However, like anything, Samsung phones aren't perfect. That's especially true for their front-facing cameras, which typically can't come close to the quality of the main rear cameras (though this phenomenon is not exclusive to Samsung). Not everyone loves the standard image processing the smartphones use to produce the final result. Samsung phones with computational photography can go a bit overboard with the sharpening, in particular, not to mention the overall color saturation, which can absolutely destroy skin tones.

Thankfully, there are a couple of things you can do to take better selfies on your Samsung Galaxy device. We'll show you which setting to toggle, as well as a couple of other helpful tips for putting your best face forward.

Change this setting first

First things first, if you're not happy with the default selfie camera settings on your Samsung phone, you can always adjust them. There are several options available for tweaking your pictures before you even take them. You can change the resolution of your pics, as well as toggle features like HDR (high dynamic range). To find these settings on most Samsung devices, just open up the Camera app and tap the cog icon in the top left corner of the screen. From there, you'll find all sorts of options for adjusting your images until they look perfect.

One of the main options you'll want to change is the "selfie color tone," which lets you choose between "natural" and "bright." Choose "natural" if you want to ensure the camera captures your skin tone more true to life, without introducing its own over-processed style. Then, if you want, you can use any of the included filters and image editing tools to dial in the exact look you want. Your job doesn't end here, however, there are other things you can do to ensure you're getting the cleanest picture possible.

Make sure your lens is clean

If you feel like the colors in your selfie are off, or you're seeing a bit of haziness, you'll want to make sure the front-facing camera sensor is completely clean and free of obstruction. Fingerprints are especially damaging, as the oil in your hands and face can eventually coat the glass just enough to throw everything off. It might be hard to notice with your bare eye, but chances are, your lens isn't perfectly clean if you've been using the phone all day.

Especially for your most important moments, it's always a good idea to have a microfiber cloth on hand to wipe the camera clean before you take your photo. If you don't have one, you can always use your shirt, but note that the rigid material in clothing can potentially cause microscopic scratches.

With a clean sensor, you'll eliminate any diffraction, blooming, haze, and color shifts that can make or break any photo. This tip is helpful for both the front and rear camera, so keep it in mind if you go for a snap and you feel things are looking a bit off.

Try using the rear camera

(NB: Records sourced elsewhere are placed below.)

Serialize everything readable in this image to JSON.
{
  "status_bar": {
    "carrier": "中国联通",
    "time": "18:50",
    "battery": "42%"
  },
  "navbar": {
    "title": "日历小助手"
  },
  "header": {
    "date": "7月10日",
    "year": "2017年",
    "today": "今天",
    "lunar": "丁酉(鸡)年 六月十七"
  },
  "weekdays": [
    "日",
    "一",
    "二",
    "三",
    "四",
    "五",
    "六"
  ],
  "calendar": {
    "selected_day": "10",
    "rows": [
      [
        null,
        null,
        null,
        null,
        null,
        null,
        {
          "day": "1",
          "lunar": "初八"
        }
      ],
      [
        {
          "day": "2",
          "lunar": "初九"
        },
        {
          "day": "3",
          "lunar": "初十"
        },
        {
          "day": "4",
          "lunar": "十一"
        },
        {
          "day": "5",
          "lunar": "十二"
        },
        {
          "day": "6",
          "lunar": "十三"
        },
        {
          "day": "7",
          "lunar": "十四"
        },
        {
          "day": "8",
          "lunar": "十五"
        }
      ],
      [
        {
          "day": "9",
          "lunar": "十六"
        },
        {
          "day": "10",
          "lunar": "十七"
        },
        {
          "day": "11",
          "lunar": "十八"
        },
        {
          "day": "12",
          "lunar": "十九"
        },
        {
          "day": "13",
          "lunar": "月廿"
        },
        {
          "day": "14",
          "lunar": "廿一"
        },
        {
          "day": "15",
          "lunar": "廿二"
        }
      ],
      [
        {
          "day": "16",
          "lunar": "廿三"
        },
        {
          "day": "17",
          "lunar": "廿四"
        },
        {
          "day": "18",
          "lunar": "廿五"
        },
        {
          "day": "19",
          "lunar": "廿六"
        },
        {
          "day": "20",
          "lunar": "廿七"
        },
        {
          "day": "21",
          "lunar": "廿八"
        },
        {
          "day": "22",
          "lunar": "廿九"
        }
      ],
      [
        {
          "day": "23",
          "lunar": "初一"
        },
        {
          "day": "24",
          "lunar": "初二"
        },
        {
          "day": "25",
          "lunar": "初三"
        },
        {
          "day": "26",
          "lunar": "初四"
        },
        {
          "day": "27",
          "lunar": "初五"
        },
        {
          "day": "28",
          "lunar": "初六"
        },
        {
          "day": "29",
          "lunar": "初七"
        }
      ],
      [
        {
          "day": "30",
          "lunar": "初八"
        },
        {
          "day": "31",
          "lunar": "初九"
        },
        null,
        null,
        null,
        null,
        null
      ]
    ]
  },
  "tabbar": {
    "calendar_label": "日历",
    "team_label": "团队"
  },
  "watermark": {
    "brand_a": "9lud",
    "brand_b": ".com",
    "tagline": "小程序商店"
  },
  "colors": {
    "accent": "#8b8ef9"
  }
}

Most smartphones have a dedicated selfie camera, so what sense does it make to use the rear camera to take a selfie? As we mentioned before, the front selfie cameras on most smartphones tend to be significantly less capable than the ones on the rear. If you want to take the absolute best selfies, turning the phone around may be the key.

The only problem with using the rear camera to take selfies is that you won't be able to see how the scene looks in real time (unless you're using a Galaxy Z Flip). This makes it harder to check your composition and ensure you (or anyone else you might want to include) are fully framed within the shot. You can remedy that with a mirror, perhaps, but who has time to go through all of that trouble for a selfie?

If you're going to do it, then using the wide-angle sensor is the safest way to make sure everything you want in the scene is included, but note that most wide-angle cameras suffer from geometric distortion that can make certain parts of your face or body look weird. Thankfully, you can fix this in a number of editing tools available right from your smartphone, some of which are built-in.